Luke Bryan Jokes Fans Are Trying to 'Assassinate' Him With Liquor Over 'One Margarita' Song

Luke Bryan is pleading with fans to stop ordering him margaritas, joking that fans are out to "assassinate" him over his song "One Margarita." According to US Weekly, Bryan joked that he's been given so many drinks since the song became a hit, he feels like fans will be the death of him.

"The problem with having 'One Margarita' as a hit, is now everybody wants to send me three margaritas and a shot," the American Idol judge said in a Delish video from earlier in August. "Yes. People are trying to assassinate me with liquor."

According to US Weekly, the drink combo referenced in the song's chorus goes, "One margarita, two margarita, three margarita, shot." It's enough to send anybody to Broadway on a Saturday night, but with Bryan's large number of fans, there could actually be some damage.

Still, even with the overload on the cocktail, Bryan still hails it as one of his favorites. "Margaritas are definitely up there with all other cocktails, primarily beer," Bryan said. It would also explain why he devoted an entire song to the libation. Yet the singer still has a few regrets over the song, mainly that COVID-19 has kept him from performing in front of a crowd.

"I'm most excited about watching the fans sing 'One Margarita,'" Bryan revealed. "I have never gotten to even perform 'One Margarita' for my fans at all." And as it stands, there is no guarantee he'll get a chance to perform in the near future. Us Weekly does inquire about a potential 2021 tour, but nobody knows how long the coronavirus will loom over every facet of daily life.


And when he does get back on the road, we could see a different Luke Bryan thanks to the events of 2020. One big change could come as a result of the Black Lives Matter movement, sparked by a moment that gave him pause.

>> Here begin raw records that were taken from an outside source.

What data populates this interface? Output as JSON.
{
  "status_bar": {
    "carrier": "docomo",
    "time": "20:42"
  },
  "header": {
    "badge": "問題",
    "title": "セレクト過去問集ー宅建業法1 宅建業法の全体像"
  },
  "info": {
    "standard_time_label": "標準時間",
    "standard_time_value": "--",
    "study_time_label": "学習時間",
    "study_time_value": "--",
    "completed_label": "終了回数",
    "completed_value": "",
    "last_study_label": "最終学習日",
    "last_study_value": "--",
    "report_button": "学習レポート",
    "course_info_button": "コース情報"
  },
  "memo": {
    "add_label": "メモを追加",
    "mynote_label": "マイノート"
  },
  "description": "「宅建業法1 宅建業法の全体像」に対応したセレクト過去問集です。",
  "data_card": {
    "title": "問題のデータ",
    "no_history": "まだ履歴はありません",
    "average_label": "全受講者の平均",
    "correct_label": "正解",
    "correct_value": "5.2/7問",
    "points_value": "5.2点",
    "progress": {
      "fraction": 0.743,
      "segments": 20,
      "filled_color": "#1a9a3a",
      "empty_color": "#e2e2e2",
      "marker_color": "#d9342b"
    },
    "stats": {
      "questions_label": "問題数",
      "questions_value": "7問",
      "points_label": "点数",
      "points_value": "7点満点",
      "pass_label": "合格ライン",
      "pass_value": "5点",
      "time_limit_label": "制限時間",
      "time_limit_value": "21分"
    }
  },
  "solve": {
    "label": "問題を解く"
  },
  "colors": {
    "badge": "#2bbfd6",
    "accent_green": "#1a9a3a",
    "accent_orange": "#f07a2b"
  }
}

"I have sat up at night after hearing from African American audience members who say they've felt uncomfortable at my shows through the years," Bryan said during an interview with the Los Angeles Times. "It's a delicate conversation, and do I think we may take a little longer in country to have it? Probably. But it's the conversation we're having more and more."